### [Goal of the exercise]
In the material below, how many lines contain the word "title"? The reply must be that number alone.

### [Input for this task]
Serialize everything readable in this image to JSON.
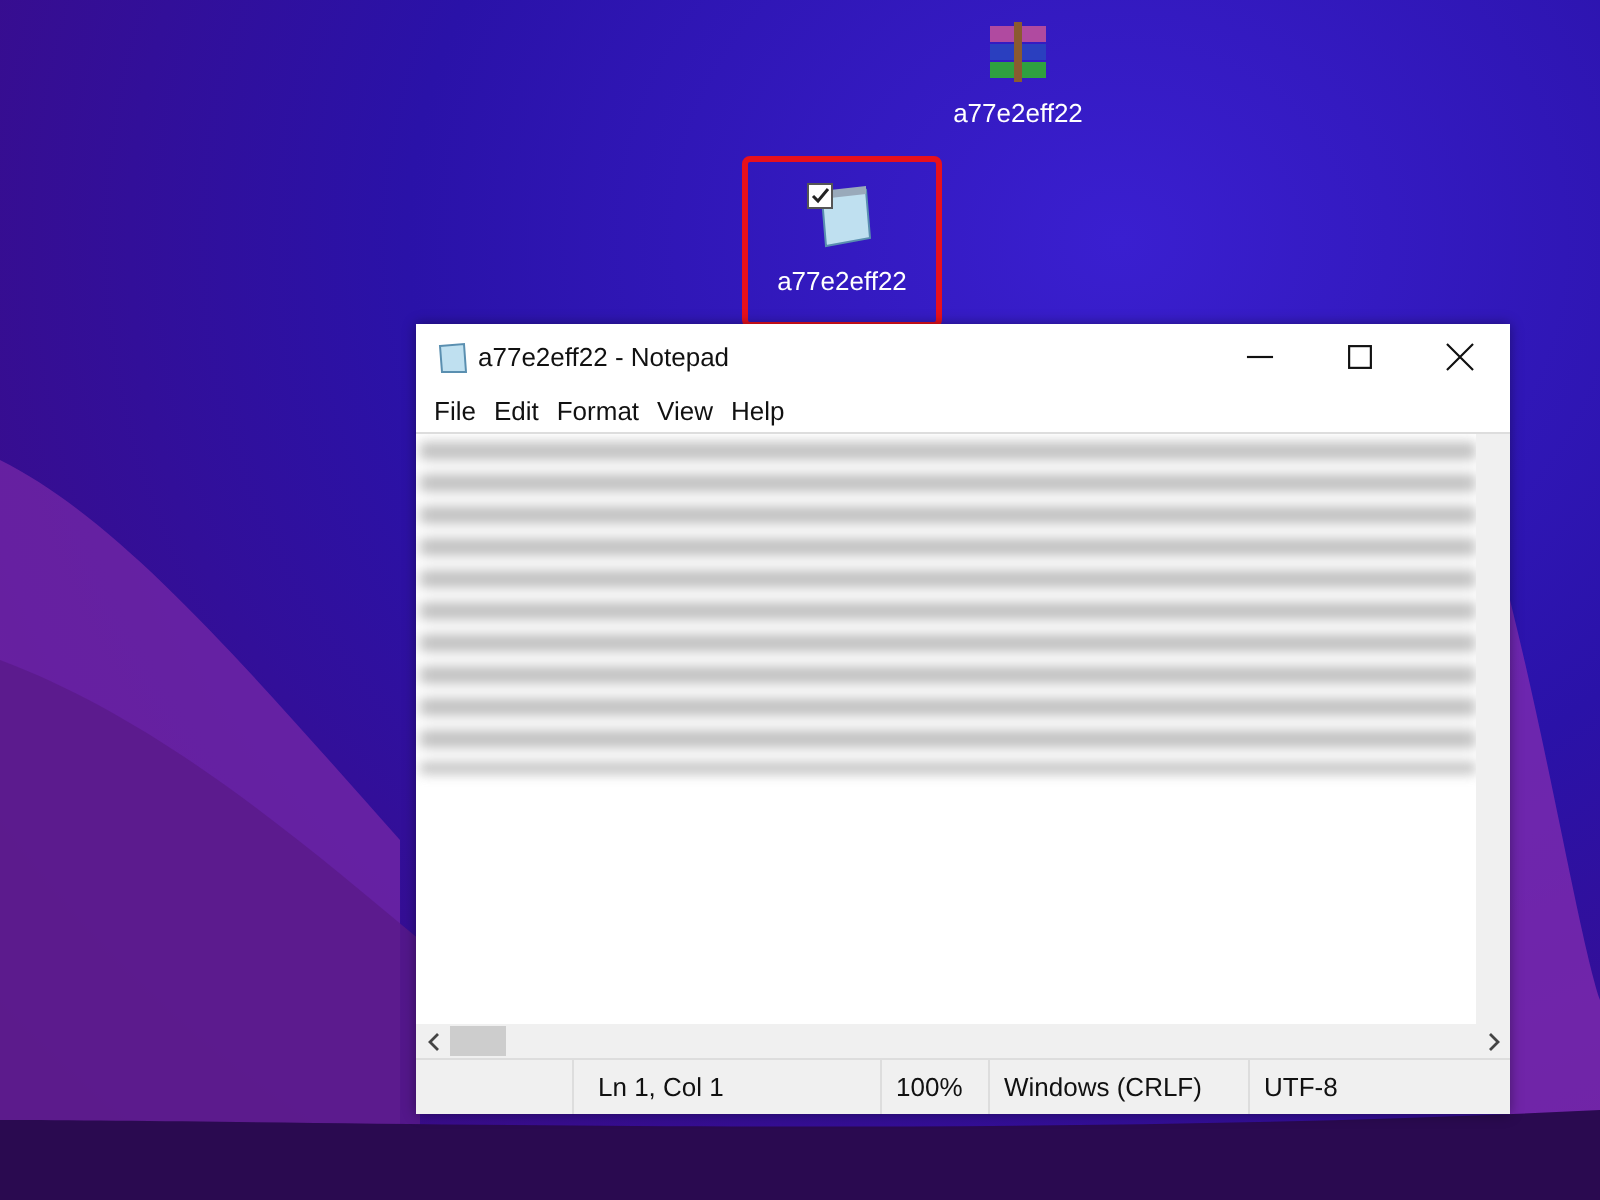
{
  "desktop_icons": [
    {
      "kind": "archive",
      "label": "a77e2eff22",
      "highlighted": false
    },
    {
      "kind": "notepad",
      "label": "a77e2eff22",
      "highlighted": true
    }
  ],
  "window": {
    "title": "a77e2eff22 - Notepad"
  },
  "menu": [
    "File",
    "Edit",
    "Format",
    "View",
    "Help"
  ],
  "status_bar": [
    "Ln 1, Col 1",
    "100%",
    "Windows (CRLF)",
    "UTF-8"
  ]
}
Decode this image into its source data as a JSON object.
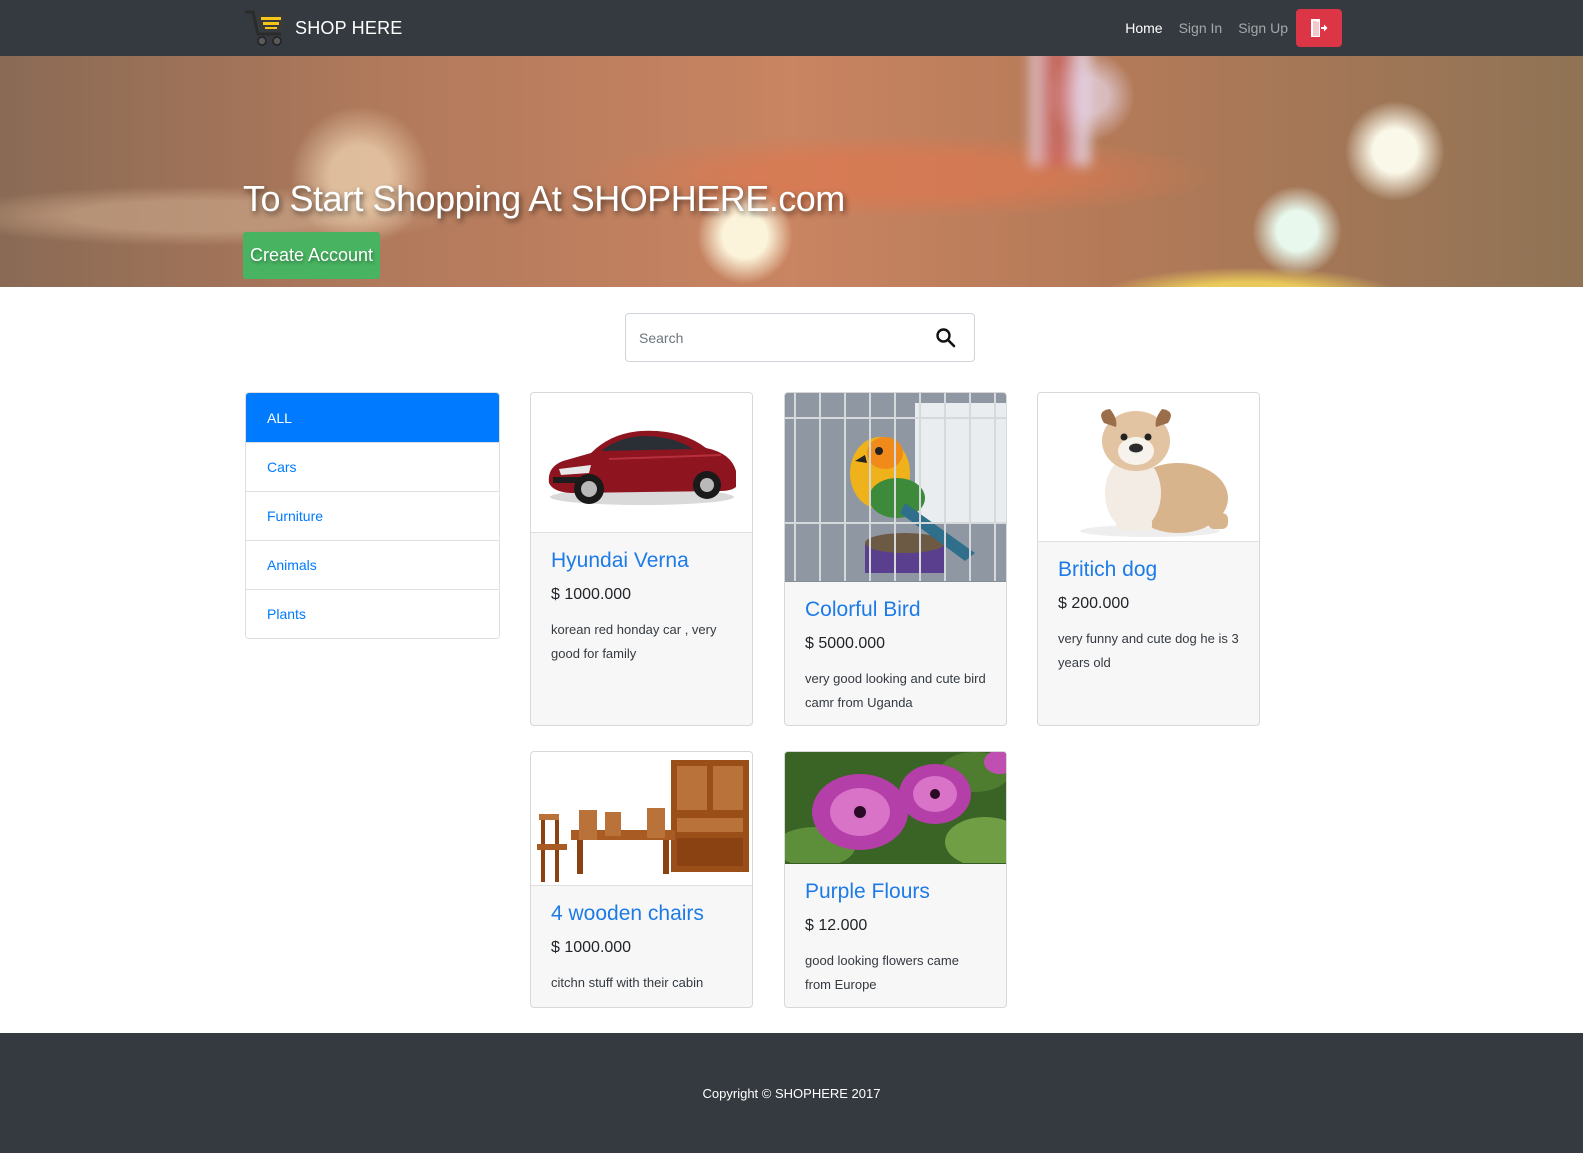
{
  "navbar": {
    "brand": "SHOP HERE",
    "links": [
      {
        "label": "Home",
        "active": true
      },
      {
        "label": "Sign In",
        "active": false
      },
      {
        "label": "Sign Up",
        "active": false
      }
    ],
    "logout_icon": "door-exit-icon"
  },
  "hero": {
    "title": "To Start Shopping At SHOPHERE.com",
    "cta": "Create Account"
  },
  "search": {
    "placeholder": "Search",
    "value": "",
    "icon": "search-icon"
  },
  "categories": [
    {
      "label": "ALL",
      "active": true
    },
    {
      "label": "Cars",
      "active": false
    },
    {
      "label": "Furniture",
      "active": false
    },
    {
      "label": "Animals",
      "active": false
    },
    {
      "label": "Plants",
      "active": false
    }
  ],
  "products": [
    {
      "title": "Hyundai Verna",
      "price": "$ 1000.000",
      "description": "korean red honday car , very good for family",
      "image": "red-car"
    },
    {
      "title": "Colorful Bird",
      "price": "$ 5000.000",
      "description": "very good looking and cute bird camr from Uganda",
      "image": "parrot-in-cage"
    },
    {
      "title": "Britich dog",
      "price": "$ 200.000",
      "description": "very funny and cute dog he is 3 years old",
      "image": "bulldog-puppy"
    },
    {
      "title": "4 wooden chairs",
      "price": "$ 1000.000",
      "description": "citchn stuff with their cabin",
      "image": "wooden-dining-set"
    },
    {
      "title": "Purple Flours",
      "price": "$ 12.000",
      "description": "good looking flowers came from Europe",
      "image": "purple-petunias"
    }
  ],
  "footer": {
    "text": "Copyright © SHOPHERE 2017"
  },
  "colors": {
    "navbar": "#343a40",
    "primary": "#007bff",
    "success": "#48b461",
    "danger": "#dc3545"
  }
}
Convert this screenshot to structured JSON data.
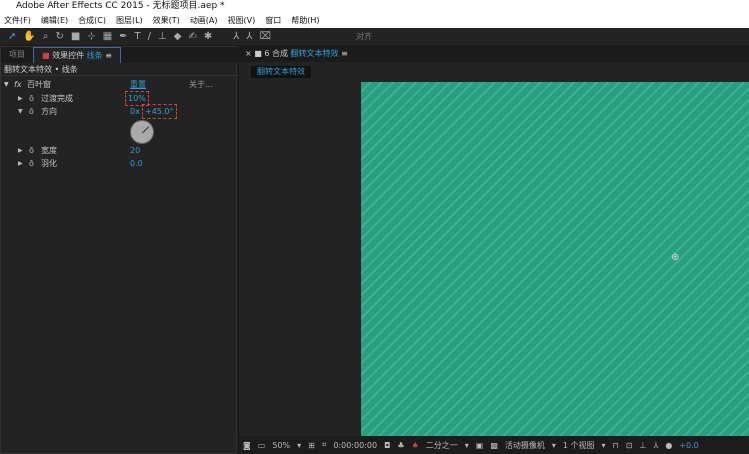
{
  "app": {
    "logo": "Ae",
    "title": "Adobe After Effects CC 2015 - 无标题项目.aep *"
  },
  "menu": [
    "文件(F)",
    "编辑(E)",
    "合成(C)",
    "图层(L)",
    "效果(T)",
    "动画(A)",
    "视图(V)",
    "窗口",
    "帮助(H)"
  ],
  "toolbar": {
    "tools": [
      "selection-icon",
      "hand-icon",
      "zoom-icon",
      "rotate-icon",
      "camera-icon",
      "pan-behind-icon",
      "rectangle-icon",
      "pen-icon",
      "text-icon",
      "brush-icon",
      "clone-stamp-icon",
      "eraser-icon",
      "roto-brush-icon",
      "puppet-pin-icon"
    ],
    "align_label": "对齐"
  },
  "left_panel": {
    "tabs": [
      {
        "label": "项目"
      },
      {
        "label": "效果控件",
        "sub": "线条"
      }
    ],
    "header": "翻转文本特效 • 线条",
    "effect": {
      "name": "百叶窗",
      "reset": "重置",
      "about": "关于...",
      "props": [
        {
          "label": "过渡完成",
          "value": "10%"
        },
        {
          "label": "方向",
          "value_prefix": "0x",
          "value": "+45.0°"
        },
        {
          "label": "宽度",
          "value": "20"
        },
        {
          "label": "羽化",
          "value": "0.0"
        }
      ]
    }
  },
  "right_panel": {
    "tab_label": "合成",
    "tab_comp": "翻转文本特效",
    "sub_tab": "翻转文本特效",
    "viewer": {
      "zoom": "50%",
      "timecode": "0:00:00:00",
      "resolution": "二分之一",
      "camera": "活动摄像机",
      "views": "1 个视图",
      "exposure": "+0.0"
    }
  },
  "colors": {
    "accent": "#2e9fd8",
    "comp_bg": "#2a9f80",
    "highlight": "#e04040"
  }
}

### [Task output]
8